Records from a data source

● ● ● ● ● ● ●

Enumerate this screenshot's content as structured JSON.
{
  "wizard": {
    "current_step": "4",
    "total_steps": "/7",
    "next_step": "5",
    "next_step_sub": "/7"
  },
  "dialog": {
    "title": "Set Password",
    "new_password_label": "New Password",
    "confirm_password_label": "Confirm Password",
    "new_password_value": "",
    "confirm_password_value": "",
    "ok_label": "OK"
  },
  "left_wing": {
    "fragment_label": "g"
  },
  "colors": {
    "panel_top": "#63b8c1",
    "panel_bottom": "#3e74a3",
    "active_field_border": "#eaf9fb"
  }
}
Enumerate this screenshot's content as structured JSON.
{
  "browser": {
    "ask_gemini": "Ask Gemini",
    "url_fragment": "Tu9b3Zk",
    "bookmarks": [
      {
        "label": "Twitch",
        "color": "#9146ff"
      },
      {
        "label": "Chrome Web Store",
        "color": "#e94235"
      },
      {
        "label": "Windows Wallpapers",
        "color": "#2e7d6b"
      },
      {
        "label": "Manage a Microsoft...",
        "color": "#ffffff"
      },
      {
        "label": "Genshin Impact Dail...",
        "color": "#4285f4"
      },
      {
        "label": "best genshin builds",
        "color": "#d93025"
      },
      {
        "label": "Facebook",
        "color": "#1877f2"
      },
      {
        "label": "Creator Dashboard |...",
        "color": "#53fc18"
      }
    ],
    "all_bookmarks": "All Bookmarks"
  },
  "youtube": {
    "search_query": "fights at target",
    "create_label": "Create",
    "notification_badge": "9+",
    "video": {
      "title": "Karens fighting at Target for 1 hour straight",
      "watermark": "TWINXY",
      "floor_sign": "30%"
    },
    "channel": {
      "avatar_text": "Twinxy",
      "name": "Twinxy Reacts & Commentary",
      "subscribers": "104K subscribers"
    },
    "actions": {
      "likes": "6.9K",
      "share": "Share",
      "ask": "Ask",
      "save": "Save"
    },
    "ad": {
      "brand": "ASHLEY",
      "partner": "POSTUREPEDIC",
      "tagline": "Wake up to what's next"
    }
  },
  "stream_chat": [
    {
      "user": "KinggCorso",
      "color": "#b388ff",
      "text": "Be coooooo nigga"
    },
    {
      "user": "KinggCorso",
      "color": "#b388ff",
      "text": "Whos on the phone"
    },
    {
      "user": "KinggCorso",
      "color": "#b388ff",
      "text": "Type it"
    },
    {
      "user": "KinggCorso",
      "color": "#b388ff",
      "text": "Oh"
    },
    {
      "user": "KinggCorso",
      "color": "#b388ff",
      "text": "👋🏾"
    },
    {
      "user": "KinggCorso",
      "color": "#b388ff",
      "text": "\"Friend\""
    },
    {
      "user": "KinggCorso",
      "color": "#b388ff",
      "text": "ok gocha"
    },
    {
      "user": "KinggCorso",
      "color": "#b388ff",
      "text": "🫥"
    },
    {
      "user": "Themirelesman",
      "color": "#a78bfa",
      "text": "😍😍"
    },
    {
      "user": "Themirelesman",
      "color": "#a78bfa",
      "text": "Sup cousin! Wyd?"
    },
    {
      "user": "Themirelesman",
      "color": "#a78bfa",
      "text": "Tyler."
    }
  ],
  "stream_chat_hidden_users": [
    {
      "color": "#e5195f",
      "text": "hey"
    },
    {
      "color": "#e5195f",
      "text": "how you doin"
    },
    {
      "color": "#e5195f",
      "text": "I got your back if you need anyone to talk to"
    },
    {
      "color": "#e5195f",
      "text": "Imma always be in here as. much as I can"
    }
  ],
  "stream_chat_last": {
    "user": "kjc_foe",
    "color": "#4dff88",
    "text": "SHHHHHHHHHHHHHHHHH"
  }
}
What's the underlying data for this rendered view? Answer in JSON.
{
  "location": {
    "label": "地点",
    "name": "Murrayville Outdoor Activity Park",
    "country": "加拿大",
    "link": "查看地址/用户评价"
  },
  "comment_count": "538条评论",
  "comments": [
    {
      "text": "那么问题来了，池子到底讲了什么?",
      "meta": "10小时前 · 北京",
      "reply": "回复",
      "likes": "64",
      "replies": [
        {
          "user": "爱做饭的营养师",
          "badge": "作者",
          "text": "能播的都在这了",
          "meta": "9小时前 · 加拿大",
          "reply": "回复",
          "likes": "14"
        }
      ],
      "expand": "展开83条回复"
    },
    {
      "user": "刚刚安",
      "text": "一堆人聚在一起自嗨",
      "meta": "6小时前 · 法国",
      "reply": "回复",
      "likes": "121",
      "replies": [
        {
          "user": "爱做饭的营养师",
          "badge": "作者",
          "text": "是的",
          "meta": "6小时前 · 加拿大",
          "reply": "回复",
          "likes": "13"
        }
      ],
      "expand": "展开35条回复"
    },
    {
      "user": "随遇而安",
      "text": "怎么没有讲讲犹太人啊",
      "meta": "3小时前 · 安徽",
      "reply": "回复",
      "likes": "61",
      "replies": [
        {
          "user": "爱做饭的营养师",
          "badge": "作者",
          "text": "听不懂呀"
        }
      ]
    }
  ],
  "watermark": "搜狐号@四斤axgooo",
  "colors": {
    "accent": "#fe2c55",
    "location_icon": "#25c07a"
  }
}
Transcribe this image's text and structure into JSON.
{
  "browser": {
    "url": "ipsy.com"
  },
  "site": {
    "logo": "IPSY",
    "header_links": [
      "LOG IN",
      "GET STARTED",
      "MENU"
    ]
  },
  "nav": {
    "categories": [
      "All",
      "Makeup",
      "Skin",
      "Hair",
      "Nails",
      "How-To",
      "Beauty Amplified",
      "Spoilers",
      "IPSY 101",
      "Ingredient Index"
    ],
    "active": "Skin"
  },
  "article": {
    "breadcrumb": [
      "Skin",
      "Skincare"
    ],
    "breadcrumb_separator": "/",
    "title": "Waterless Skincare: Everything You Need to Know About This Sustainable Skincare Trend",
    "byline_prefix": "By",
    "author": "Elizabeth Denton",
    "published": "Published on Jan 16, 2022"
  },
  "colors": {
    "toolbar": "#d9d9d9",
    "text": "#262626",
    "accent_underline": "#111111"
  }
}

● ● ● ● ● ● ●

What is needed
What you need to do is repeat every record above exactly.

Answer section
Enumerate this screenshot's content as structured JSON.
{
  "wizard": {
    "current_step": "4",
    "total_steps": "/7",
    "next_step": "5",
    "next_step_sub": "/7"
  },
  "dialog": {
    "title": "Set Password",
    "new_password_label": "New Password",
    "confirm_password_label": "Confirm Password",
    "new_password_value": "",
    "confirm_password_value": "",
    "ok_label": "OK"
  },
  "left_wing": {
    "fragment_label": "g"
  },
  "colors": {
    "panel_top": "#63b8c1",
    "panel_bottom": "#3e74a3",
    "active_field_border": "#eaf9fb"
  }
}
Enumerate this screenshot's content as structured JSON.
{
  "browser": {
    "ask_gemini": "Ask Gemini",
    "url_fragment": "Tu9b3Zk",
    "bookmarks": [
      {
        "label": "Twitch",
        "color": "#9146ff"
      },
      {
        "label": "Chrome Web Store",
        "color": "#e94235"
      },
      {
        "label": "Windows Wallpapers",
        "color": "#2e7d6b"
      },
      {
        "label": "Manage a Microsoft...",
        "color": "#ffffff"
      },
      {
        "label": "Genshin Impact Dail...",
        "color": "#4285f4"
      },
      {
        "label": "best genshin builds",
        "color": "#d93025"
      },
      {
        "label": "Facebook",
        "color": "#1877f2"
      },
      {
        "label": "Creator Dashboard |...",
        "color": "#53fc18"
      }
    ],
    "all_bookmarks": "All Bookmarks"
  },
  "youtube": {
    "search_query": "fights at target",
    "create_label": "Create",
    "notification_badge": "9+",
    "video": {
      "title": "Karens fighting at Target for 1 hour straight",
      "watermark": "TWINXY",
      "floor_sign": "30%"
    },
    "channel": {
      "avatar_text": "Twinxy",
      "name": "Twinxy Reacts & Commentary",
      "subscribers": "104K subscribers"
    },
    "actions": {
      "likes": "6.9K",
      "share": "Share",
      "ask": "Ask",
      "save": "Save"
    },
    "ad": {
      "brand": "ASHLEY",
      "partner": "POSTUREPEDIC",
      "tagline": "Wake up to what's next"
    }
  },
  "stream_chat": [
    {
      "user": "KinggCorso",
      "color": "#b388ff",
      "text": "Be coooooo nigga"
    },
    {
      "user": "KinggCorso",
      "color": "#b388ff",
      "text": "Whos on the phone"
    },
    {
      "user": "KinggCorso",
      "color": "#b388ff",
      "text": "Type it"
    },
    {
      "user": "KinggCorso",
      "color": "#b388ff",
      "text": "Oh"
    },
    {
      "user": "KinggCorso",
      "color": "#b388ff",
      "text": "👋🏾"
    },
    {
      "user": "KinggCorso",
      "color": "#b388ff",
      "text": "\"Friend\""
    },
    {
      "user": "KinggCorso",
      "color": "#b388ff",
      "text": "ok gocha"
    },
    {
      "user": "KinggCorso",
      "color": "#b388ff",
      "text": "🫥"
    },
    {
      "user": "Themirelesman",
      "color": "#a78bfa",
      "text": "😍😍"
    },
    {
      "user": "Themirelesman",
      "color": "#a78bfa",
      "text": "Sup cousin! Wyd?"
    },
    {
      "user": "Themirelesman",
      "color": "#a78bfa",
      "text": "Tyler."
    }
  ],
  "stream_chat_hidden_users": [
    {
      "color": "#e5195f",
      "text": "hey"
    },
    {
      "color": "#e5195f",
      "text": "how you doin"
    },
    {
      "color": "#e5195f",
      "text": "I got your back if you need anyone to talk to"
    },
    {
      "color": "#e5195f",
      "text": "Imma always be in here as. much as I can"
    }
  ],
  "stream_chat_last": {
    "user": "kjc_foe",
    "color": "#4dff88",
    "text": "SHHHHHHHHHHHHHHHHH"
  }
}
What's the underlying data for this rendered view? Answer in JSON.
{
  "location": {
    "label": "地点",
    "name": "Murrayville Outdoor Activity Park",
    "country": "加拿大",
    "link": "查看地址/用户评价"
  },
  "comment_count": "538条评论",
  "comments": [
    {
      "text": "那么问题来了，池子到底讲了什么?",
      "meta": "10小时前 · 北京",
      "reply": "回复",
      "likes": "64",
      "replies": [
        {
          "user": "爱做饭的营养师",
          "badge": "作者",
          "text": "能播的都在这了",
          "meta": "9小时前 · 加拿大",
          "reply": "回复",
          "likes": "14"
        }
      ],
      "expand": "展开83条回复"
    },
    {
      "user": "刚刚安",
      "text": "一堆人聚在一起自嗨",
      "meta": "6小时前 · 法国",
      "reply": "回复",
      "likes": "121",
      "replies": [
        {
          "user": "爱做饭的营养师",
          "badge": "作者",
          "text": "是的",
          "meta": "6小时前 · 加拿大",
          "reply": "回复",
          "likes": "13"
        }
      ],
      "expand": "展开35条回复"
    },
    {
      "user": "随遇而安",
      "text": "怎么没有讲讲犹太人啊",
      "meta": "3小时前 · 安徽",
      "reply": "回复",
      "likes": "61",
      "replies": [
        {
          "user": "爱做饭的营养师",
          "badge": "作者",
          "text": "听不懂呀"
        }
      ]
    }
  ],
  "watermark": "搜狐号@四斤axgooo",
  "colors": {
    "accent": "#fe2c55",
    "location_icon": "#25c07a"
  }
}
Transcribe this image's text and structure into JSON.
{
  "browser": {
    "url": "ipsy.com"
  },
  "site": {
    "logo": "IPSY",
    "header_links": [
      "LOG IN",
      "GET STARTED",
      "MENU"
    ]
  },
  "nav": {
    "categories": [
      "All",
      "Makeup",
      "Skin",
      "Hair",
      "Nails",
      "How-To",
      "Beauty Amplified",
      "Spoilers",
      "IPSY 101",
      "Ingredient Index"
    ],
    "active": "Skin"
  },
  "article": {
    "breadcrumb": [
      "Skin",
      "Skincare"
    ],
    "breadcrumb_separator": "/",
    "title": "Waterless Skincare: Everything You Need to Know About This Sustainable Skincare Trend",
    "byline_prefix": "By",
    "author": "Elizabeth Denton",
    "published": "Published on Jan 16, 2022"
  },
  "colors": {
    "toolbar": "#d9d9d9",
    "text": "#262626",
    "accent_underline": "#111111"
  }
}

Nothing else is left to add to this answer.